_Exercise_
Give the records again word for word. Leave every picture out.

_Data for the task_

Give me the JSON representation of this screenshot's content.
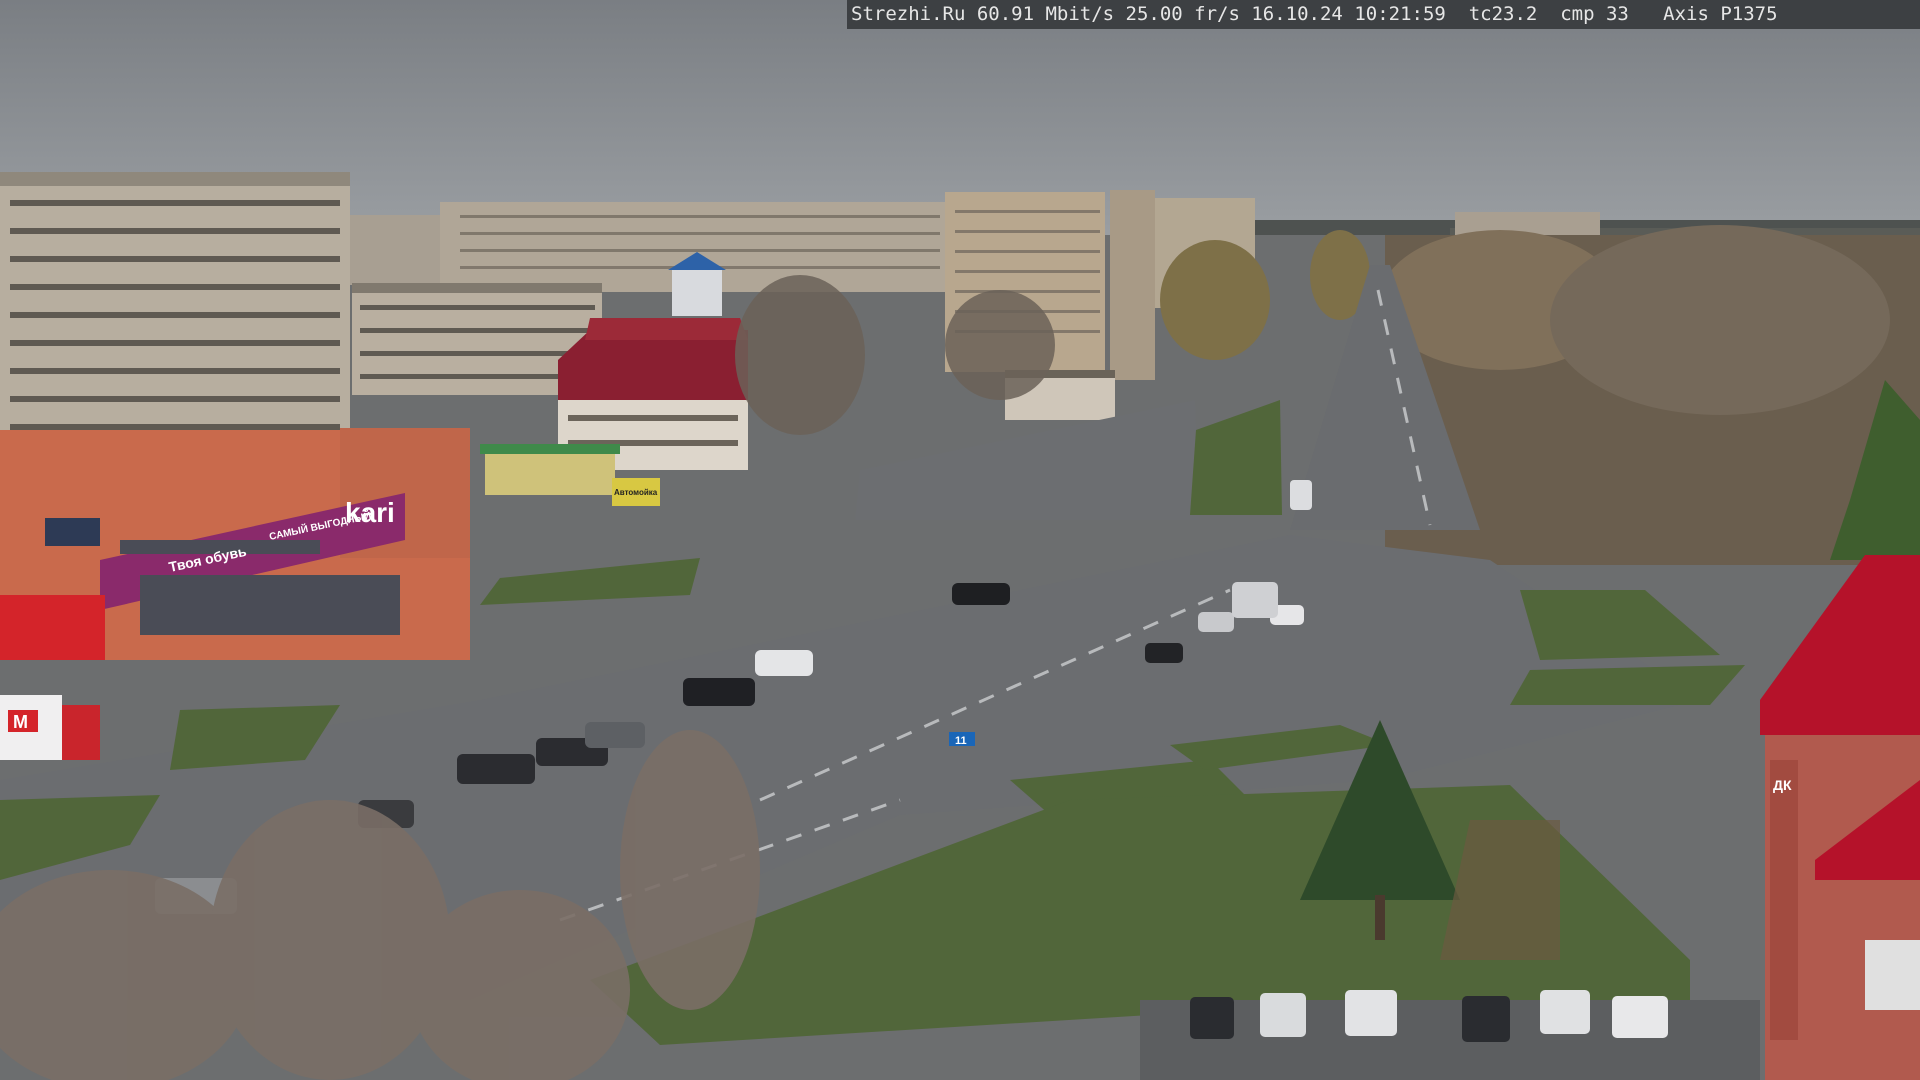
{
  "osd": {
    "text": "Strezhi.Ru 60.91 Mbit/s 25.00 fr/s 16.10.24 10:21:59  tc23.2  cmp 33   Axis P1375"
  },
  "signs": {
    "store_brand": "kari",
    "store_slogan": "Твоя обувь",
    "store_sub": "САМЫЙ ВЫГОДНЫЙ",
    "truck_logo": "M",
    "billboard": "Автомойка",
    "lane_sign": "11",
    "right_building": "ДК"
  },
  "colors": {
    "sky": "#858a8f",
    "road": "#6e7073",
    "grass": "#4f6537",
    "kari_band": "#8a2a6b",
    "roof_red": "#b5122a",
    "osd_bar": "#3d4043"
  }
}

_Output of the task_
Give me the JSON representation of this screenshot's content.
{
  "osd": {
    "text": "Strezhi.Ru 60.91 Mbit/s 25.00 fr/s 16.10.24 10:21:59  tc23.2  cmp 33   Axis P1375"
  },
  "signs": {
    "store_brand": "kari",
    "store_slogan": "Твоя обувь",
    "store_sub": "САМЫЙ ВЫГОДНЫЙ",
    "truck_logo": "M",
    "billboard": "Автомойка",
    "lane_sign": "11",
    "right_building": "ДК"
  },
  "colors": {
    "sky": "#858a8f",
    "road": "#6e7073",
    "grass": "#4f6537",
    "kari_band": "#8a2a6b",
    "roof_red": "#b5122a",
    "osd_bar": "#3d4043"
  }
}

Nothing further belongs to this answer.